• **What is being asked**
Return every entry exactly, except for any pictures.

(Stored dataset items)
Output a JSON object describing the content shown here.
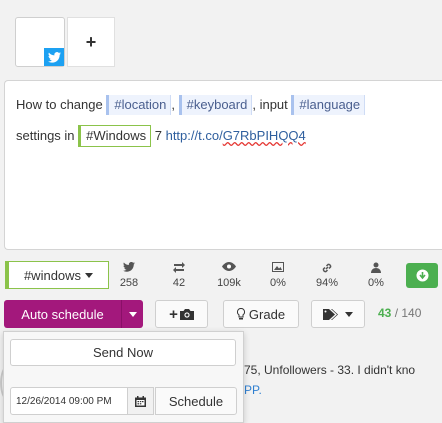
{
  "accounts": {
    "add_label": "+"
  },
  "composer": {
    "line1_prefix": "How to change ",
    "tag_location": "#location",
    "sep1": ",",
    "tag_keyboard": "#keyboard",
    "sep2": ", input",
    "tag_language": "#language",
    "line2_prefix": "settings in ",
    "tag_windows": "#Windows",
    "after_windows": " 7 ",
    "link_prefix": "http://t.co/",
    "link_rest": "G7RbPIHQQ4"
  },
  "toolbar": {
    "hashtag_selector": "#windows",
    "stats": [
      {
        "icon": "twitter-icon",
        "value": "258"
      },
      {
        "icon": "retweet-icon",
        "value": "42"
      },
      {
        "icon": "eye-icon",
        "value": "109k"
      },
      {
        "icon": "image-icon",
        "value": "0%"
      },
      {
        "icon": "link-icon",
        "value": "94%"
      },
      {
        "icon": "user-icon",
        "value": "0%"
      }
    ]
  },
  "actions": {
    "auto_schedule": "Auto schedule",
    "add_photo": "+",
    "grade": "Grade",
    "char_remaining": "43",
    "char_sep": " / ",
    "char_limit": "140"
  },
  "dropdown": {
    "send_now": "Send Now",
    "date_value": "12/26/2014 09:00 PM",
    "schedule": "Schedule"
  },
  "feed": {
    "line1": "75, Unfollowers - 33. I didn't kno",
    "line2": "PP."
  },
  "colors": {
    "accent": "#a3187c",
    "green": "#4caf50",
    "hashtag_bg": "#eef3fd",
    "twitter": "#1da1f2"
  }
}
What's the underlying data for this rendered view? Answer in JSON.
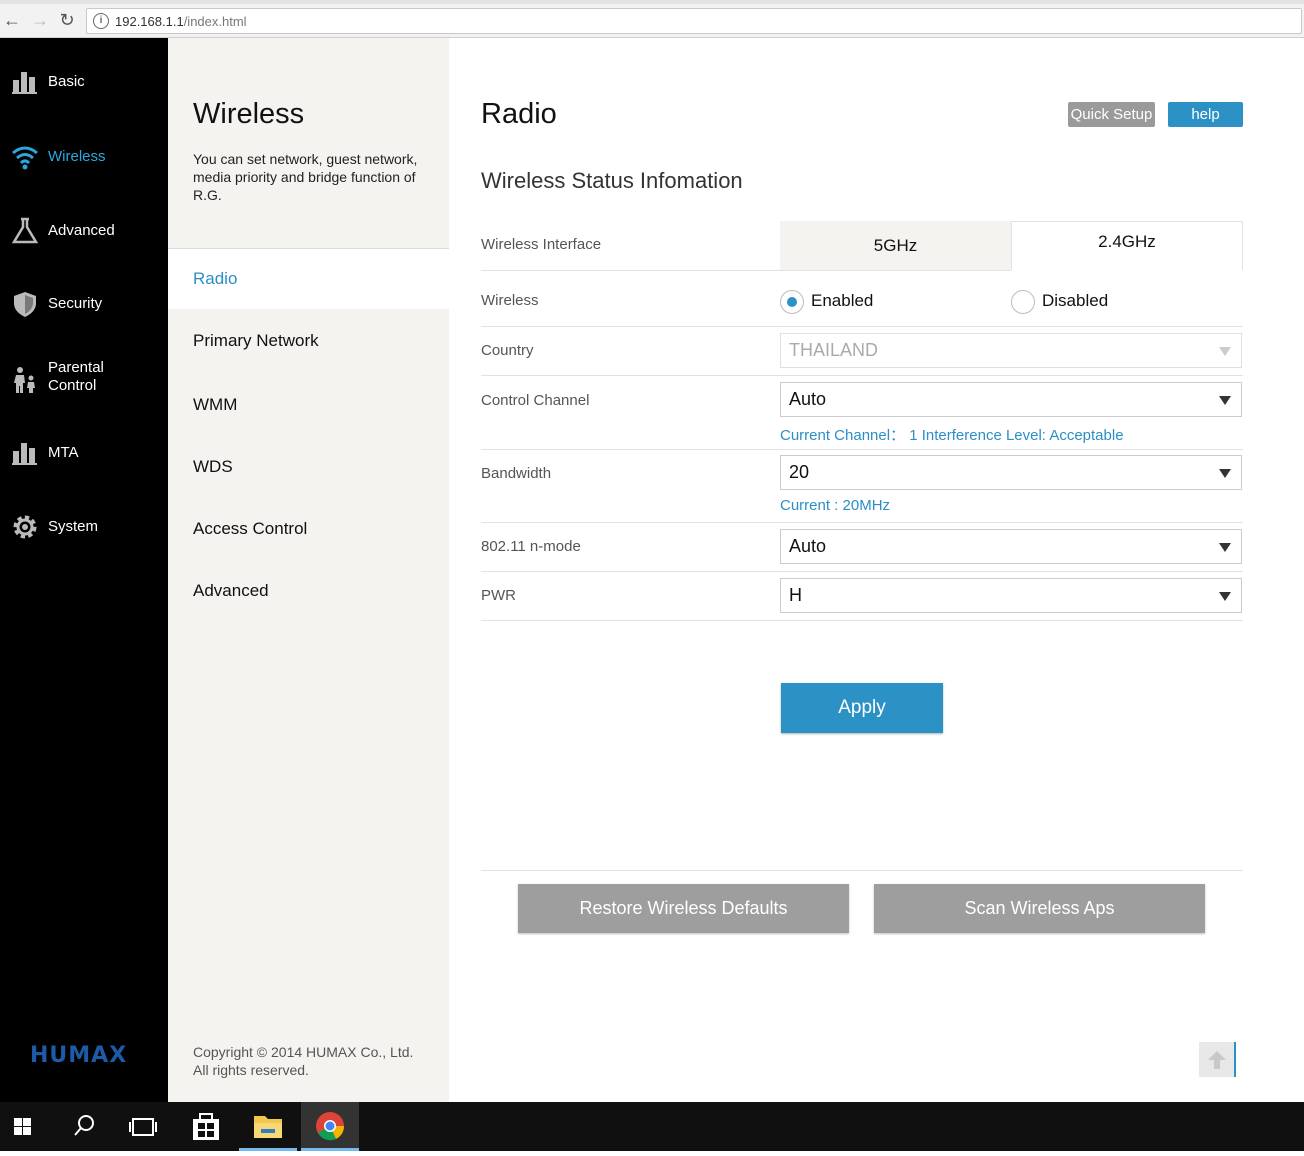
{
  "browser": {
    "url_host": "192.168.1.1",
    "url_path": "/index.html"
  },
  "sidebar": {
    "items": [
      {
        "label": "Basic",
        "icon": "bar-chart-icon"
      },
      {
        "label": "Wireless",
        "icon": "wifi-icon",
        "active": true
      },
      {
        "label": "Advanced",
        "icon": "flask-icon"
      },
      {
        "label": "Security",
        "icon": "shield-icon"
      },
      {
        "label": "Parental Control",
        "line1": "Parental",
        "line2": "Control",
        "icon": "parental-icon"
      },
      {
        "label": "MTA",
        "icon": "bar-chart-icon"
      },
      {
        "label": "System",
        "icon": "gear-icon"
      }
    ],
    "logo_text": "HUMAX"
  },
  "submenu": {
    "title": "Wireless",
    "description": "You can set network, guest network, media priority and bridge function of R.G.",
    "items": [
      "Radio",
      "Primary Network",
      "WMM",
      "WDS",
      "Access Control",
      "Advanced"
    ],
    "active_index": 0,
    "copyright_line1": "Copyright © 2014 HUMAX Co., Ltd.",
    "copyright_line2": "All rights reserved."
  },
  "main": {
    "title": "Radio",
    "quick_setup": "Quick Setup",
    "help": "help",
    "section_title": "Wireless Status Infomation",
    "rows": {
      "interface_label": "Wireless Interface",
      "wireless_label": "Wireless",
      "country_label": "Country",
      "control_channel_label": "Control Channel",
      "bandwidth_label": "Bandwidth",
      "nmode_label": "802.11 n-mode",
      "pwr_label": "PWR"
    },
    "tabs": [
      "5GHz",
      "2.4GHz"
    ],
    "active_tab": "2.4GHz",
    "radio_enabled": "Enabled",
    "radio_disabled": "Disabled",
    "country_value": "THAILAND",
    "control_channel_value": "Auto",
    "control_channel_hint": "Current Channel：  1 Interference Level: Acceptable",
    "bandwidth_value": "20",
    "bandwidth_hint": "Current : 20MHz",
    "nmode_value": "Auto",
    "pwr_value": "H",
    "apply": "Apply",
    "restore": "Restore Wireless Defaults",
    "scan": "Scan Wireless Aps"
  },
  "colors": {
    "accent": "#2c91c5",
    "sidebar_bg": "#000000",
    "submenu_bg": "#f4f3f0",
    "gray_button": "#9e9e9e"
  }
}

• **Task output**
Output a JSON object describing the content shown here.
{
  "accounts": {
    "add_label": "+"
  },
  "composer": {
    "line1_prefix": "How to change ",
    "tag_location": "#location",
    "sep1": ",",
    "tag_keyboard": "#keyboard",
    "sep2": ", input",
    "tag_language": "#language",
    "line2_prefix": "settings in ",
    "tag_windows": "#Windows",
    "after_windows": " 7 ",
    "link_prefix": "http://t.co/",
    "link_rest": "G7RbPIHQQ4"
  },
  "toolbar": {
    "hashtag_selector": "#windows",
    "stats": [
      {
        "icon": "twitter-icon",
        "value": "258"
      },
      {
        "icon": "retweet-icon",
        "value": "42"
      },
      {
        "icon": "eye-icon",
        "value": "109k"
      },
      {
        "icon": "image-icon",
        "value": "0%"
      },
      {
        "icon": "link-icon",
        "value": "94%"
      },
      {
        "icon": "user-icon",
        "value": "0%"
      }
    ]
  },
  "actions": {
    "auto_schedule": "Auto schedule",
    "add_photo": "+",
    "grade": "Grade",
    "char_remaining": "43",
    "char_sep": " / ",
    "char_limit": "140"
  },
  "dropdown": {
    "send_now": "Send Now",
    "date_value": "12/26/2014 09:00 PM",
    "schedule": "Schedule"
  },
  "feed": {
    "line1": "75, Unfollowers - 33. I didn't kno",
    "line2": "PP."
  },
  "colors": {
    "accent": "#a3187c",
    "green": "#4caf50",
    "hashtag_bg": "#eef3fd",
    "twitter": "#1da1f2"
  }
}
What's the underlying data for this rendered view? Answer in JSON.
{
  "browser": {
    "url_host": "192.168.1.1",
    "url_path": "/index.html"
  },
  "sidebar": {
    "items": [
      {
        "label": "Basic",
        "icon": "bar-chart-icon"
      },
      {
        "label": "Wireless",
        "icon": "wifi-icon",
        "active": true
      },
      {
        "label": "Advanced",
        "icon": "flask-icon"
      },
      {
        "label": "Security",
        "icon": "shield-icon"
      },
      {
        "label": "Parental Control",
        "line1": "Parental",
        "line2": "Control",
        "icon": "parental-icon"
      },
      {
        "label": "MTA",
        "icon": "bar-chart-icon"
      },
      {
        "label": "System",
        "icon": "gear-icon"
      }
    ],
    "logo_text": "HUMAX"
  },
  "submenu": {
    "title": "Wireless",
    "description": "You can set network, guest network, media priority and bridge function of R.G.",
    "items": [
      "Radio",
      "Primary Network",
      "WMM",
      "WDS",
      "Access Control",
      "Advanced"
    ],
    "active_index": 0,
    "copyright_line1": "Copyright © 2014 HUMAX Co., Ltd.",
    "copyright_line2": "All rights reserved."
  },
  "main": {
    "title": "Radio",
    "quick_setup": "Quick Setup",
    "help": "help",
    "section_title": "Wireless Status Infomation",
    "rows": {
      "interface_label": "Wireless Interface",
      "wireless_label": "Wireless",
      "country_label": "Country",
      "control_channel_label": "Control Channel",
      "bandwidth_label": "Bandwidth",
      "nmode_label": "802.11 n-mode",
      "pwr_label": "PWR"
    },
    "tabs": [
      "5GHz",
      "2.4GHz"
    ],
    "active_tab": "2.4GHz",
    "radio_enabled": "Enabled",
    "radio_disabled": "Disabled",
    "country_value": "THAILAND",
    "control_channel_value": "Auto",
    "control_channel_hint": "Current Channel：  1 Interference Level: Acceptable",
    "bandwidth_value": "20",
    "bandwidth_hint": "Current : 20MHz",
    "nmode_value": "Auto",
    "pwr_value": "H",
    "apply": "Apply",
    "restore": "Restore Wireless Defaults",
    "scan": "Scan Wireless Aps"
  },
  "colors": {
    "accent": "#2c91c5",
    "sidebar_bg": "#000000",
    "submenu_bg": "#f4f3f0",
    "gray_button": "#9e9e9e"
  }
}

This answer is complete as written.